Suman Pokhrel, B.S.


Suman was born and raised in Nepal. He studied B.S in Biology and Chemistry at the University of New Orleans. His undergraduate research focused on investigation of phenomenon of chromatic acclimation in marine cyanobacteria using biochemistry tools. After completing his undergraduate degree in 2018, he worked at Bayer Crop Science as a biochemist for two years. At BCS, he worked on several projects involving target based small molecules discovery for agricultural pest and pathogen control. Currently, he is interested in small molecule modulation of protein-protein interactions mediating mitochondrial and peroxisomal dynamics.



Ni-chin (Nina) Tsai, M.D.


Ni-Chin is an obstetrician/gynecologist (OB/GYN) based in Taiwan. She obtained her Doctor of Medicine (M.D.) degree from Kaohsiung Medical University and underwent specialized training in obstetrics and gynecology (OB/GYN) at Kaohsiung Chang Gung Memorial Hospital.

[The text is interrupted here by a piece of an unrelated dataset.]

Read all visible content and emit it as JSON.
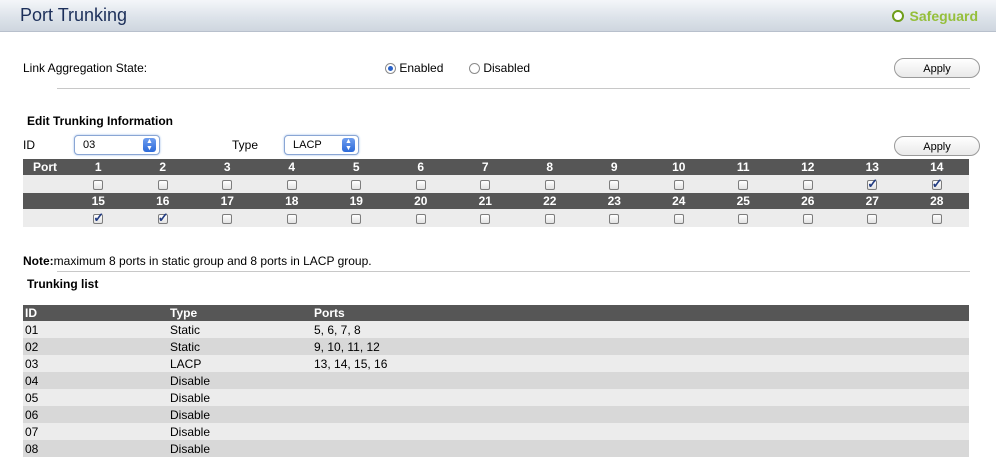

Her expertise lies in infertility endocrinology and in vitro fertilization (IVF) technology. Previously, her research primarily centered on noninvasive embryo selection. Presently, her focus is on investigating the aldehyde dehydrogenase family of enzymes and their potential implications in human reproductive disorders.

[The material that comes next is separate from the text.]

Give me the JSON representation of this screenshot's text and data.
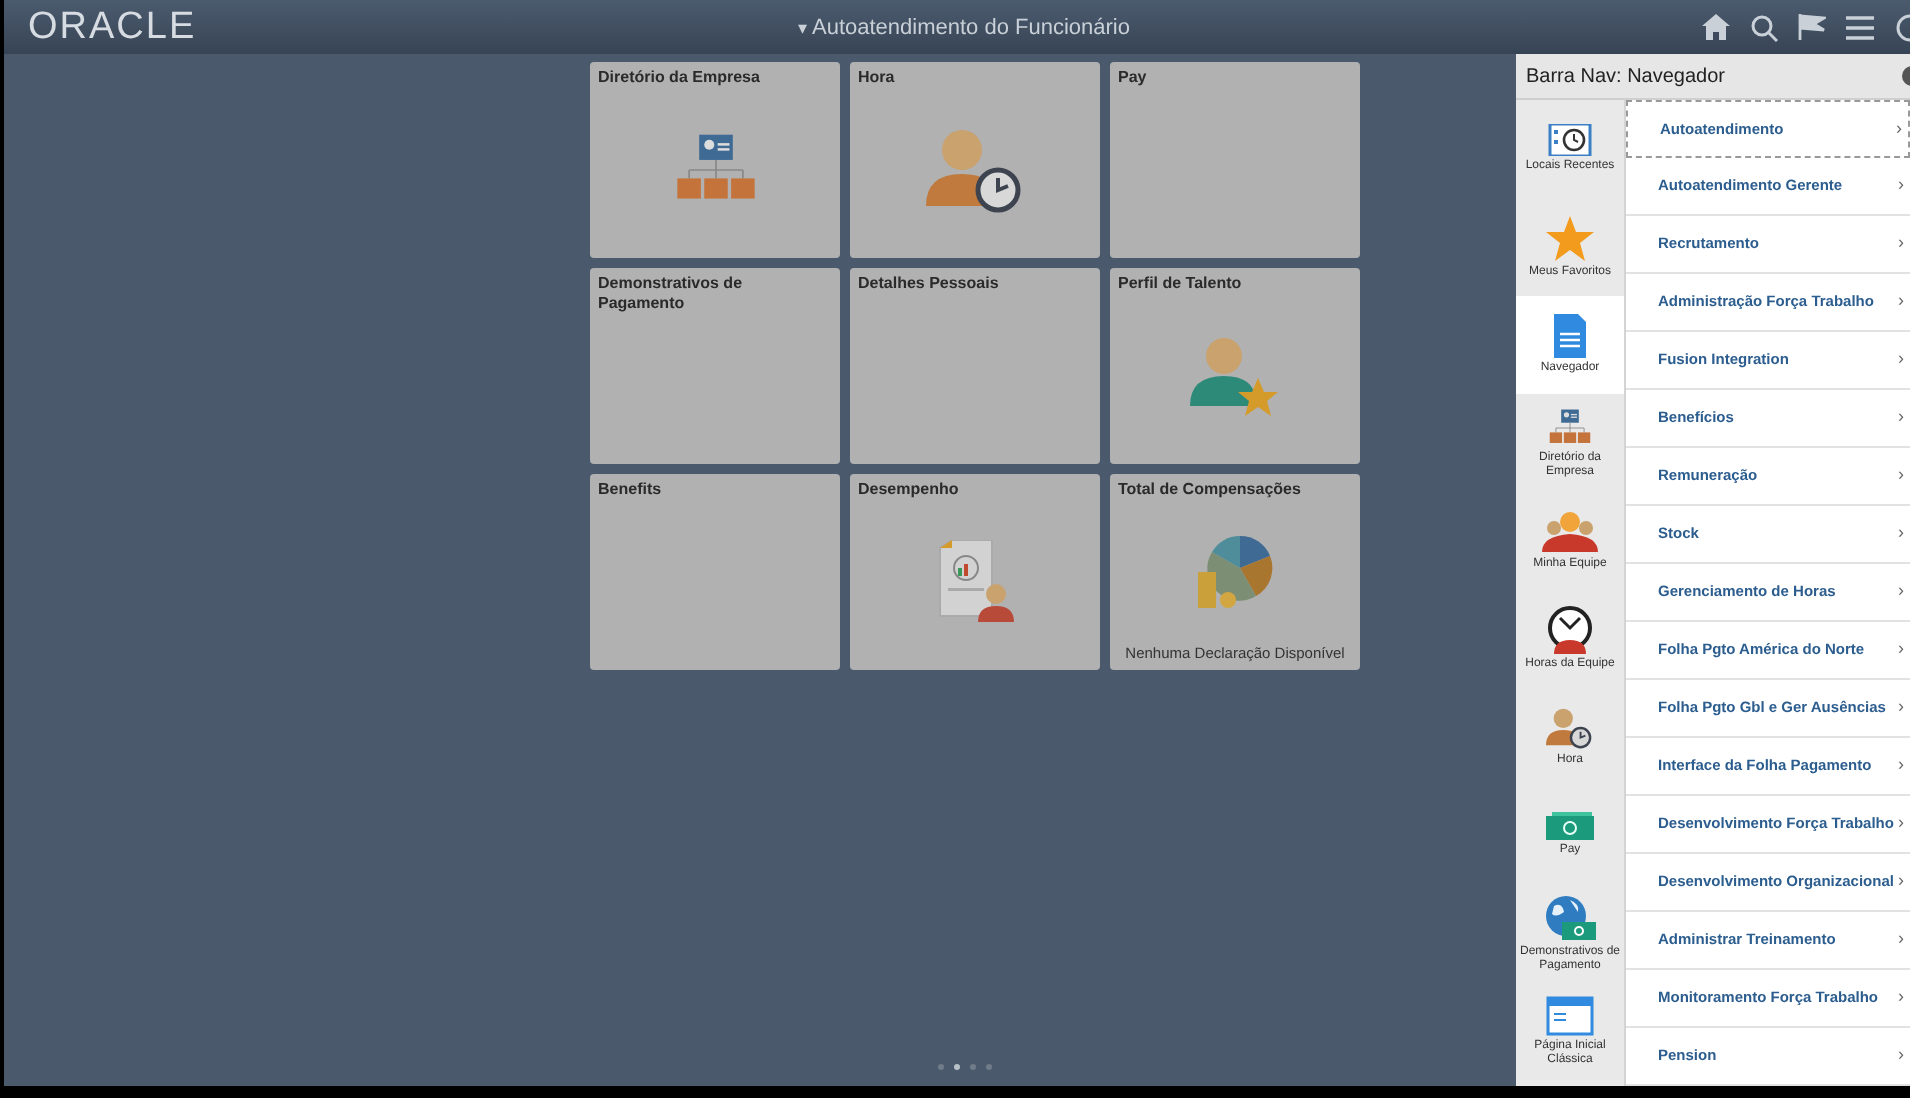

Yi-Hsun (Jay) Chen, M.D.


Dr. Yi-Hsun Chen is a gastroenterologist and an assistant professor from Kaohsiung Medical University Hospital, Taiwan. He is also an oncologist and takes care of patients with esophageal cancer and pancreas cancer. His research expertise focuses on cancer epidemiology, non-invasive screening method of esophageal cancer, and cancer related precision medicine. He is a visiting scholar in Daria Mochly-Rosen’s lab and try to connect clinical diseases to basic works about ALDH superfamily and mitochondria.



Coming soon!